By that point, anxiety had crept into my life. It presented itself predominately in social situations; an aspect that seemed unfair to me as a teenager who just wanted to have some damn fun. It crippled me both physically and mentally. Whenever I’d talk to people I’d feel my body react before my mind - first my palms would start to sweat (I wish this was leading into an Eminem reference but I’m trying super hard to be serious here), my fingers would begin to tremble and then… the overwhelming wave of nausea. I was so conscious of my own body reacting that this would trigger my anxiety even more – can people hear my stomach rumbling? Can that person see my sweat soaking through my shirt? Are those people talking about me? Does anyone actually want me here? A consistent voice of doubt shouted loudly from the recesses of my mind; driving me to avoid human interaction at all costs. I left school early most days, called into work sick for the majority of my shifts and lost a lot of friends due to my reclusive nature and tendency to become hostile when anyone confronted me about why I was the way I was.
I started going to therapy but I was still sick. I didn’t like my therapist very much, she reminded me of my hippie aunty and her office looked like God’s waiting room. She used to ask me what the possibility was of situations I was anxious about actually coming to fruition, I rebuffed her by reminding her that even though chances were slim… there was still a damn chance. Over the period of six expensive therapy sessions I was essentially imparted with the wisdom that what I was feeling was all in my head. Well fuck, we’ve got ourselves a real Nancy Drew over here… I knew my mental illnesses weren’t a wart that I could freeze off – I just wanted to know how to not let them win. She really was doing her best, I don’t blame her for not succeeding either – I was pessimistic and afraid.

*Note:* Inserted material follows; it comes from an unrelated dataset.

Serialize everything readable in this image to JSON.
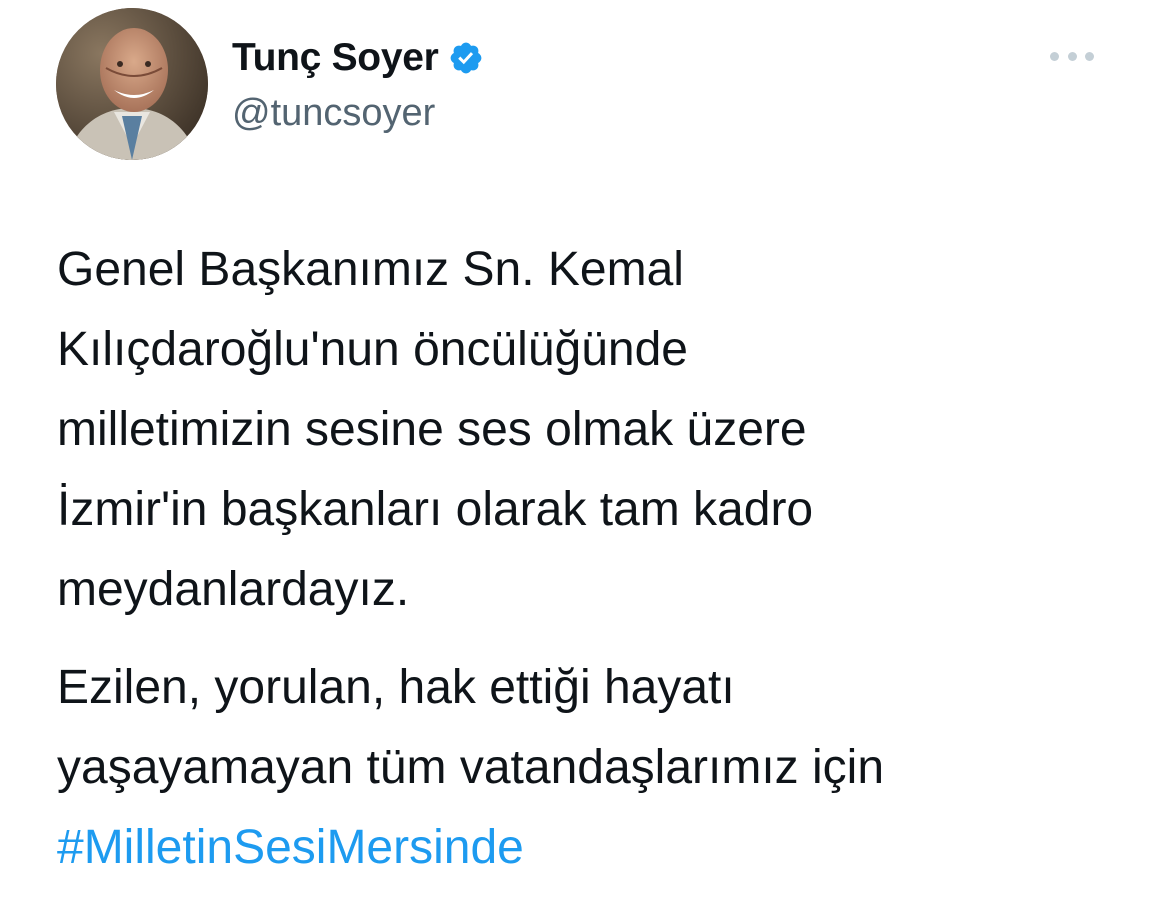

I always say that my anxiety saved my life on more than one occasion. I was suicidal. I would sleep as long as I could throughout the day just so I didn’t have to endure existing. I cried regularly and pitied myself deeply. I fought with my parents and friends because I was so vastly uninterested by life that caring for others was my last priority. The one moment that stays with me was sitting alone on the top of the headland at dusk, looking out at the pastel hues of a winter sky. I want to die, no one will miss me, I thought to myself. My legs took me to the edge of the cliff, it was like my body was on autopilot – and to be fair it probably was considering how numb I felt. Luckily my anxiety sternly quashed my intentions with Yeah nice one idiot, what if you jump and you don’t die and you have to be fed through a straw for the rest of your life. I got up and walked home, feeling defeated because I was too scared to die but too exhausted to live.
I finally got medicated when things really got too hard. My twisted love for my own sadness had transitioned to resentment and I wanted to fight back now, instead of being consumed. Although medication helped me greatly, it was the support of those close to me that became the most important during this period. I found (and still do find) that the best form of self-therapy was distraction: going for ocean swims, driving and talking absolute dribble with my friends, making art, writing, listening to good music... it all played a part in my recovery. Needless to say, there were times when I couldn't distract myself, when the weight of my thoughts and feelings got too heavy and I felt like I'd break beneath them. It was during these times that I'd confide in the ones I love. I'd let myself cry, I'd let myself fear, I'd let myself feel it all... but I always held onto the reassuring notion that what was coming was better than what had passed.
Slowly, things started to pick up and I eventually saw the beauty and value in life. This philosophy only grew stronger after losing a friend to suicide. I empathised and understood his suffering but I wished, and still do wish, he had held out a little longer until things got better. Because that’s the thing, they do. I know everyone will tell you this, some who mindlessly preach it in a bid to make you feel better, but I can assure you… it’s true. These shitty feelings will run their course. Maybe not today, not tomorrow, not in a month’s time – but I promise you they do and they will. Life was never made to be perfect or easy. I still have days where I feel like I’d rather not be alive. I still worry about what people think of me or say about me. I still have moments where I’d literally rather hit my head against a wall than go out and face the world. But that’s okay because there are the other days and other moments and other feelings too – the good ones. The ones I refuse to miss out on.
Written by Claudia Harrison
Edited by Samantha Callender & Paris Jeffcoat
Any information on this blog is not a substitute for professional advice. It is written from personal experience and research only. If you are in crisis, go to your nearest emergency room, call lifeline on 13 11 14 or dial 000.